++++ RECORD SET
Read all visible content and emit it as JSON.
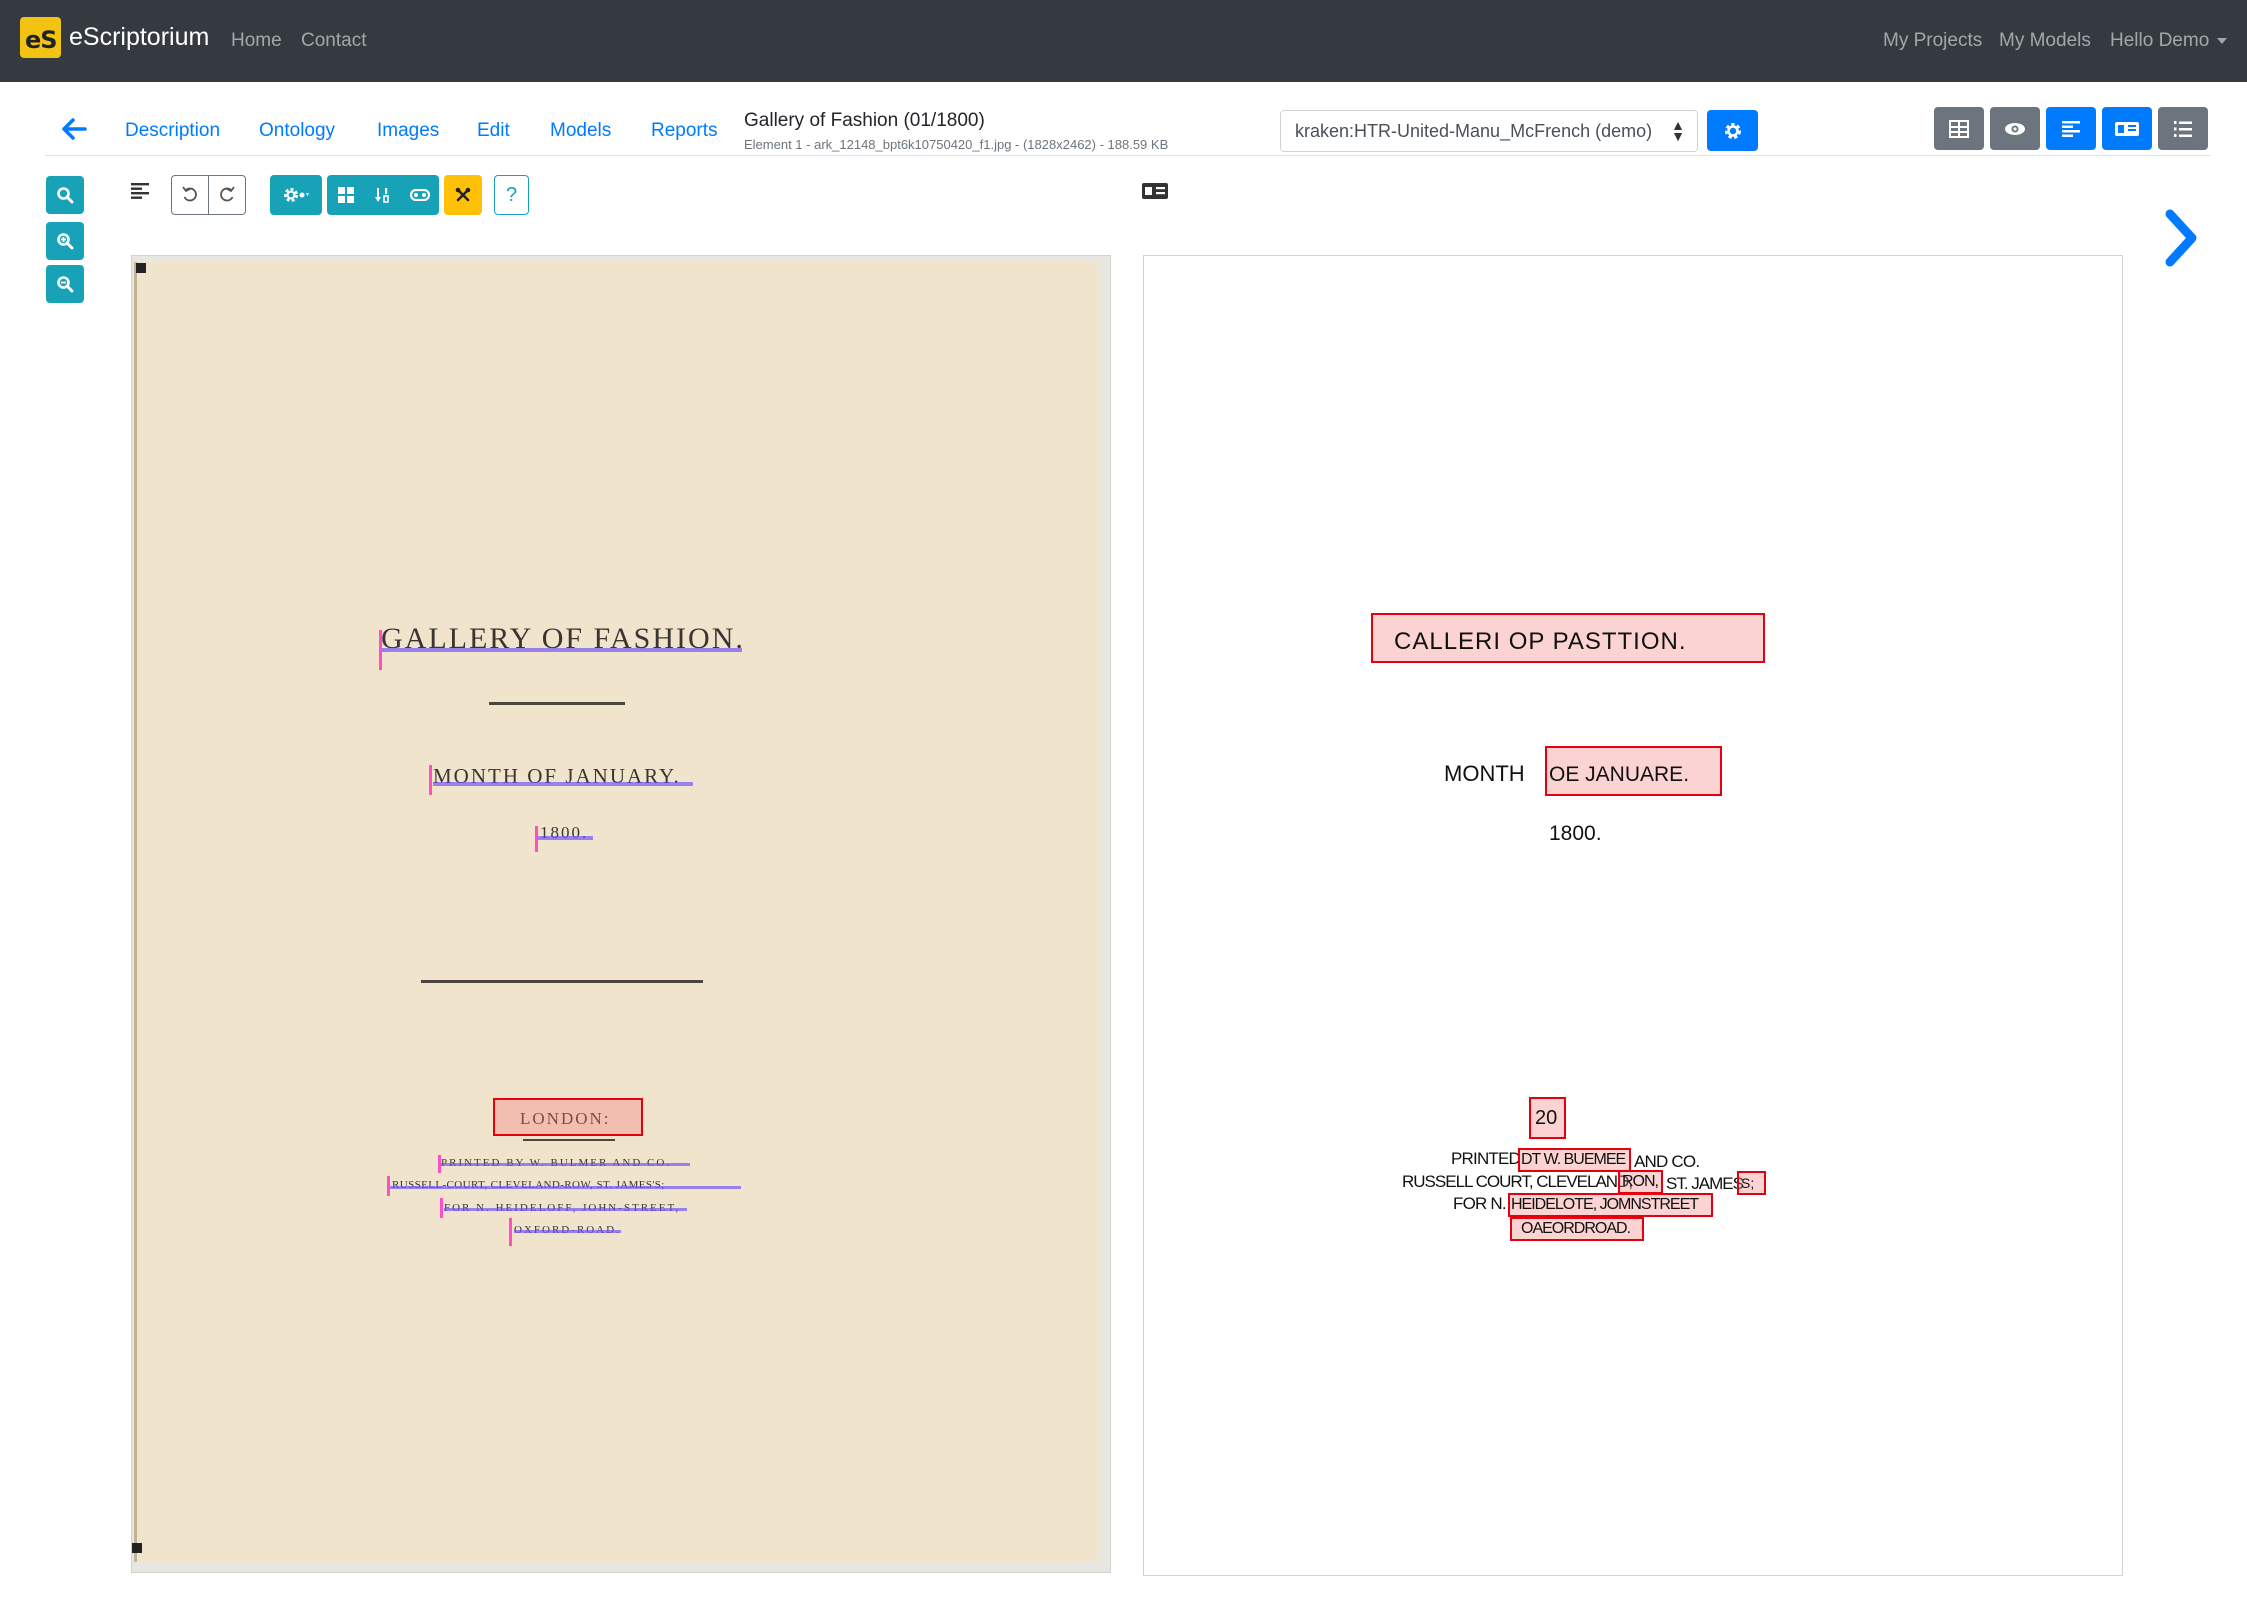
{
  "navbar": {
    "brand": "eScriptorium",
    "logo_text": "eS",
    "links": [
      "Home",
      "Contact"
    ],
    "right_links": [
      "My Projects",
      "My Models"
    ],
    "user_menu": "Hello Demo"
  },
  "header": {
    "tabs": [
      "Description",
      "Ontology",
      "Images",
      "Edit",
      "Models",
      "Reports"
    ],
    "title": "Gallery of Fashion (01/1800)",
    "subtitle": "Element 1 - ark_12148_bpt6k10750420_f1.jpg - (1828x2462) - 188.59 KB",
    "model_select": "kraken:HTR-United-Manu_McFrench (demo)"
  },
  "toolbar": {
    "help": "?"
  },
  "scan": {
    "lines": [
      "GALLERY OF FASHION.",
      "MONTH OF JANUARY.",
      "1800.",
      "LONDON:",
      "PRINTED BY W. BULMER AND CO.",
      "RUSSELL-COURT, CLEVELAND-ROW, ST. JAMES'S;",
      "FOR N. HEIDELOFF, JOHN-STREET,",
      "OXFORD-ROAD."
    ]
  },
  "transcription": {
    "line1": "CALLERI OP PASTTION.",
    "line2_pre": "MONTH",
    "line2_box": "OE JANUARE.",
    "line3": "1800.",
    "line4": "20",
    "line5_pre": "PRINTED",
    "line5_box": "DT W. BUEMEE",
    "line5_post": "AND CO.",
    "line6_pre": "RUSSELL COURT, CLEVELAND,",
    "line6_box1": "RON,",
    "line6_mid": "ST. JAMES",
    "line6_box2": "S;",
    "line7_pre": "FOR N.",
    "line7_box": "HEIDELOTE, JOMNSTREET",
    "line8_box": "OAEORDROAD."
  },
  "colors": {
    "navbar_bg": "#343a40",
    "primary": "#007bff",
    "info": "#17a2b8",
    "warning": "#ffc107",
    "secondary": "#6c757d",
    "error_box": "#e3000f",
    "baseline": "#6a4cff"
  }
}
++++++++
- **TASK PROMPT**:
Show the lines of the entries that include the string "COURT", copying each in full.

- **OUTPUT OF THE TASK**:
      "RUSSELL-COURT, CLEVELAND-ROW, ST. JAMES'S;",
    "line6_pre": "RUSSELL COURT, CLEVELAND,",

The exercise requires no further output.